Outsourced CFO Company helps small businesses, nonprofits with financial management
Small businesses with fewer than 100 employees are the most frequent fraud victims, with the median loss exceeding $150,000, according to the Association of Certified Fraud Examiners.
No matter the size of your organization, that’s significant money.
One thing I’ve learned from my career heading an outsourced CFO firm is this: it’s nearly impossible to predict which employees may attempt to steal from your business.
After 25 years of helping small businesses and nonprofits manage their finances, I’ve found it’s easier to minimize opportunities for fraud than to predict or prevent it.
Some examples of fraud include credit cards being used for personal purchases; changing payees on checks; stealing cash from a cashbox; paying fictional vendors; and inflating payroll or expense accounts.
Business owners and nonprofit directors should randomly check financial reports and information.
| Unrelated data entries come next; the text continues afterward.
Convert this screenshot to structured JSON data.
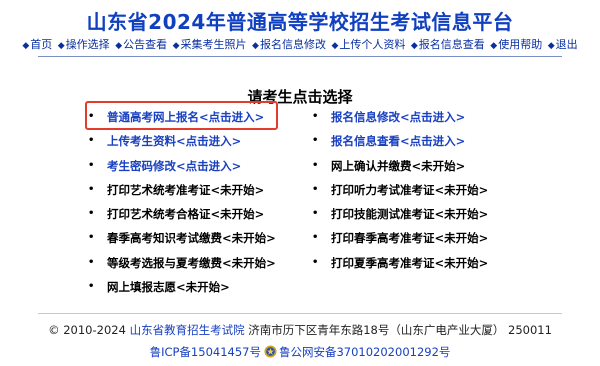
{
  "title": "山东省2024年普通高等学校招生考试信息平台",
  "nav": [
    {
      "label": "首页"
    },
    {
      "label": "操作选择"
    },
    {
      "label": "公告查看"
    },
    {
      "label": "采集考生照片"
    },
    {
      "label": "报名信息修改"
    },
    {
      "label": "上传个人资料"
    },
    {
      "label": "报名信息查看"
    },
    {
      "label": "使用帮助"
    },
    {
      "label": "退出"
    }
  ],
  "heading": "请考生点击选择",
  "left_items": [
    {
      "label": "普通高考网上报名<点击进入>",
      "active": true
    },
    {
      "label": "上传考生资料<点击进入>",
      "active": true
    },
    {
      "label": "考生密码修改<点击进入>",
      "active": true
    },
    {
      "label": "打印艺术统考准考证<未开始>",
      "active": false
    },
    {
      "label": "打印艺术统考合格证<未开始>",
      "active": false
    },
    {
      "label": "春季高考知识考试缴费<未开始>",
      "active": false
    },
    {
      "label": "等级考选报与夏考缴费<未开始>",
      "active": false
    },
    {
      "label": "网上填报志愿<未开始>",
      "active": false
    }
  ],
  "right_items": [
    {
      "label": "报名信息修改<点击进入>",
      "active": true
    },
    {
      "label": "报名信息查看<点击进入>",
      "active": true
    },
    {
      "label": "网上确认并缴费<未开始>",
      "active": false
    },
    {
      "label": "打印听力考试准考证<未开始>",
      "active": false
    },
    {
      "label": "打印技能测试准考证<未开始>",
      "active": false
    },
    {
      "label": "打印春季高考准考证<未开始>",
      "active": false
    },
    {
      "label": "打印夏季高考准考证<未开始>",
      "active": false
    }
  ],
  "footer": {
    "copyright": "© 2010-2024",
    "org": "山东省教育招生考试院",
    "address": "济南市历下区青年东路18号（山东广电产业大厦） 250011",
    "icp": "鲁ICP备15041457号",
    "police": "鲁公网安备37010202001292号"
  },
  "colors": {
    "link": "#1840c0",
    "title": "#1040c0",
    "highlight": "#e43c2c"
  }
}
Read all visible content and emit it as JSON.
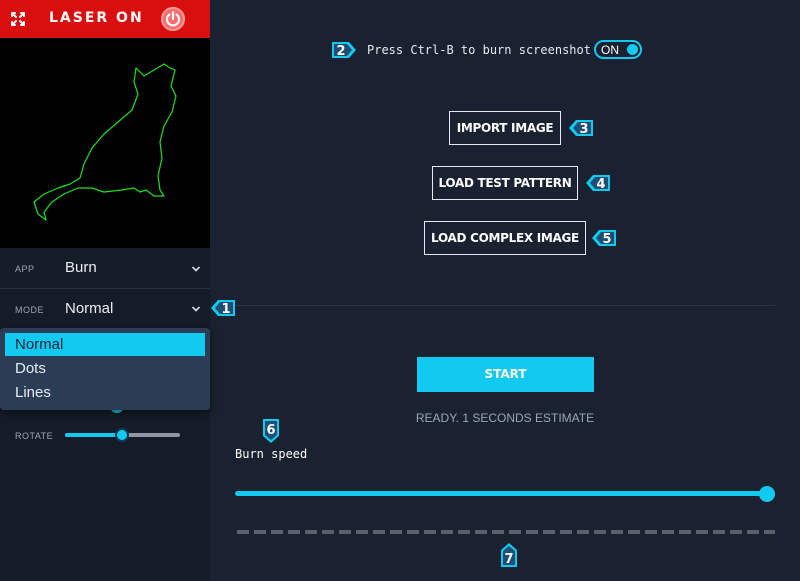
{
  "header": {
    "title": "LASER ON",
    "expand_icon": "expand-arrows-icon",
    "power_icon": "power-icon"
  },
  "preview": {
    "image": "cat-outline",
    "stroke_color": "#1fe01f"
  },
  "settings": {
    "app": {
      "label": "APP",
      "value": "Burn"
    },
    "mode": {
      "label": "MODE",
      "value": "Normal",
      "options": [
        "Normal",
        "Dots",
        "Lines"
      ],
      "selected_index": 0
    },
    "rotate": {
      "label": "ROTATE",
      "value_fraction": 0.5
    }
  },
  "main": {
    "shortcut_text": "Press Ctrl-B to burn screenshot",
    "toggle": {
      "label": "ON",
      "state": true
    },
    "buttons": {
      "import": "IMPORT IMAGE",
      "test_pattern": "LOAD TEST PATTERN",
      "complex": "LOAD COMPLEX IMAGE",
      "start": "START"
    },
    "status": "READY. 1 SECONDS ESTIMATE",
    "burn_speed": {
      "label": "Burn speed",
      "value_fraction": 1.0
    }
  },
  "badges": [
    "1",
    "2",
    "3",
    "4",
    "5",
    "6",
    "7"
  ],
  "colors": {
    "accent": "#12c9ef",
    "header_red": "#d90f0f",
    "background": "#1a2130"
  }
}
Data should be backed up daily so fraud can be proven later if needed.
And while these may seem like commonsense controls, during the daily routine of doing business with people you know and trust, sometimes CEOsand managers may not be as diligent as they should be.
Here’s a list of five ways to prevent fraud in your business:
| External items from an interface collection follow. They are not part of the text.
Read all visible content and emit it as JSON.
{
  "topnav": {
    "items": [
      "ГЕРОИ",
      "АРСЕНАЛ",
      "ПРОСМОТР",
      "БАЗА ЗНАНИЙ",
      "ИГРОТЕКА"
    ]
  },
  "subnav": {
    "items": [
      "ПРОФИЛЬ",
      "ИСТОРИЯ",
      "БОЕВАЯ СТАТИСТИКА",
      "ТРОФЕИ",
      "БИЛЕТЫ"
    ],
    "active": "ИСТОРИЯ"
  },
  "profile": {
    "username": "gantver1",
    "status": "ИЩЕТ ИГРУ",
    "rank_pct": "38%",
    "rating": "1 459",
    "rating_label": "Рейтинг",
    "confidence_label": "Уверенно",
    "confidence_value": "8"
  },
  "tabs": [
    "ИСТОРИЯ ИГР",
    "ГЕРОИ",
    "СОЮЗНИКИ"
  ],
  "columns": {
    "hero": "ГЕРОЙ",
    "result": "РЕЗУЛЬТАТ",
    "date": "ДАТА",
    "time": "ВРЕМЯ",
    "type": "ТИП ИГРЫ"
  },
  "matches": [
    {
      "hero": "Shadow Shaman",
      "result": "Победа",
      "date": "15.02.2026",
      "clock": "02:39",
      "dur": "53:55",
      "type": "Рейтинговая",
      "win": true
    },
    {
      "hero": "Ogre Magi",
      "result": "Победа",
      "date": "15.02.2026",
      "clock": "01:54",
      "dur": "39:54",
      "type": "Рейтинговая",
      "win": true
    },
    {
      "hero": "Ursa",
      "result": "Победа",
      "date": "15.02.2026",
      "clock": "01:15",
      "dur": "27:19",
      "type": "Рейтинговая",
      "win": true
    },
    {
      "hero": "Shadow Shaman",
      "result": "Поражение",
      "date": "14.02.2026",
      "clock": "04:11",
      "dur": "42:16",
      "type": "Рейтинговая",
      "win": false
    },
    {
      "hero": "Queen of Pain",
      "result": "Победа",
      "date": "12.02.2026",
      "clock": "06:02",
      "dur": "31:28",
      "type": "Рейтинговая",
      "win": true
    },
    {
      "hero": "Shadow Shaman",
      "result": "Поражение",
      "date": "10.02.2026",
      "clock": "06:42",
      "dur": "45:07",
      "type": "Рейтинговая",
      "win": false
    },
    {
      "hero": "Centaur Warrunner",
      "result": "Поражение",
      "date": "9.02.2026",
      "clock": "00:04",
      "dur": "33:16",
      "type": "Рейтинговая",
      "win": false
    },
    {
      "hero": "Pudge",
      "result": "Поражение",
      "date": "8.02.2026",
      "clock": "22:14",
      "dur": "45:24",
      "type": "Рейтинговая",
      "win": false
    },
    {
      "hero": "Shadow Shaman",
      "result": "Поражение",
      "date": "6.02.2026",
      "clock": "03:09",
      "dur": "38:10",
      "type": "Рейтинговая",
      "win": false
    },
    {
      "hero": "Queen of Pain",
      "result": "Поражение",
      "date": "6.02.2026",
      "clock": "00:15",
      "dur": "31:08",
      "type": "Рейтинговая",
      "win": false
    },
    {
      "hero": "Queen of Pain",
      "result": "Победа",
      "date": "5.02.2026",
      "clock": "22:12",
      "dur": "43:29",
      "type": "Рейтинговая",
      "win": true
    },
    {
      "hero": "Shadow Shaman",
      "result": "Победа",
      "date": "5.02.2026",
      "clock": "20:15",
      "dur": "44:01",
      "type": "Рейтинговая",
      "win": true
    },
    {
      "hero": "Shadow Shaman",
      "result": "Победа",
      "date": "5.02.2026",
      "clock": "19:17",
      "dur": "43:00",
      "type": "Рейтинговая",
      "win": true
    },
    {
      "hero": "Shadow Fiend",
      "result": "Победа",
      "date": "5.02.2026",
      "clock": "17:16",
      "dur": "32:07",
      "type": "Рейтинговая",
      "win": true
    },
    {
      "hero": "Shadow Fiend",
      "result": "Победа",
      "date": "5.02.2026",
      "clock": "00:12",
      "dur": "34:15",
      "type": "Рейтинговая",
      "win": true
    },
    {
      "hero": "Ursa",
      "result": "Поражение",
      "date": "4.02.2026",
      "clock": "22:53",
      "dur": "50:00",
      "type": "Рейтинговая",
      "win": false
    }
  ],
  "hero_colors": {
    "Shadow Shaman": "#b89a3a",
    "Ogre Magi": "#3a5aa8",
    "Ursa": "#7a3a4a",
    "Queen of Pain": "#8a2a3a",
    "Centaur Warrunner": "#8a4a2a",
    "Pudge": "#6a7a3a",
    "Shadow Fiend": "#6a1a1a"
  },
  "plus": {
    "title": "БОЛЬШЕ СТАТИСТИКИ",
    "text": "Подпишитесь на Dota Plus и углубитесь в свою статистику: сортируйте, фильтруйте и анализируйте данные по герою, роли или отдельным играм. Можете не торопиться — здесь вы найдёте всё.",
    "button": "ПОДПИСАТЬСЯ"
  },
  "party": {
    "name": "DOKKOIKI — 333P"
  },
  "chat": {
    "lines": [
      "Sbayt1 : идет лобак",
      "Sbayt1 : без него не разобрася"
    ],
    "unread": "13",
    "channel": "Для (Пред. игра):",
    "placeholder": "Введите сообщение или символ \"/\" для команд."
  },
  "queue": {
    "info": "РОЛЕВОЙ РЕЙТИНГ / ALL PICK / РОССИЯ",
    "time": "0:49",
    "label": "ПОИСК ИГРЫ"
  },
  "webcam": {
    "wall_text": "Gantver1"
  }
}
Beef up internal controls– Segregate duties between employees who maintain records and those with custody of assets. Review payroll before it’s processed, especially for the payroll clerk. Knowing that an independent party will review the financial statements periodically helps prevent fraud.
Also, set up safeguards for assets such as cash, receivables, inventory and fixed assets. Internal controls are important for accountability and accurate financial statements as well as preventing and detecting fraud.
Incorporate "detective controls" –These are mostly conducted to detect fraud rather than prevent it. An independent person should review the bank reconciliation and test some checks to see who they are made out to– especially if a signature stamp is used. The use of signature stamps should be carefully controlled.
Credit card fraud in businesses is relatively common. Credit card statement reconciliations should be reviewed and all receipts accounted for, especially for gas cards.
Controls are better when employees use their own credit cards and submit receipts for reimbursement.
Compare and contrast expenses-- Each month’s operating results should be compared to the same month in previous years and to budget, with an explanation of significant variances provided by your financial team.
Insure your business against fraud-- Employee dishonesty insurance coverage is inexpensive. Often, maximum coverage is $500,000. I recently received a quote to increase coverage for a company doing $30 million yearly in sales from $100,000 to $500,000 for only $660 per year.
Reinforce a positive corporate culture-- Upper management sets the tone in any organization for behavior that is allowed or disallowed as it pertains to all matters of business, including company finances. An ethics policy is important for every organization.
Having proper internal controls against fraud can save your business or nonprofit not only a lot of money, but the time and distress to untangle the fraud and replace the perpetrating employee.
Steve Lumley is founder and CEO of LGI CFO of downtown Cincinnati, which celebrates its 25th year in business this year.The outsourced CFO services company serves privately-held small businesses and nonprofits throughout greater Cincinnati, Dayton and northern Kentucky. For information, go to www.lgicfo.com, or contact Lumley at email@example.com or (513) 241-6700.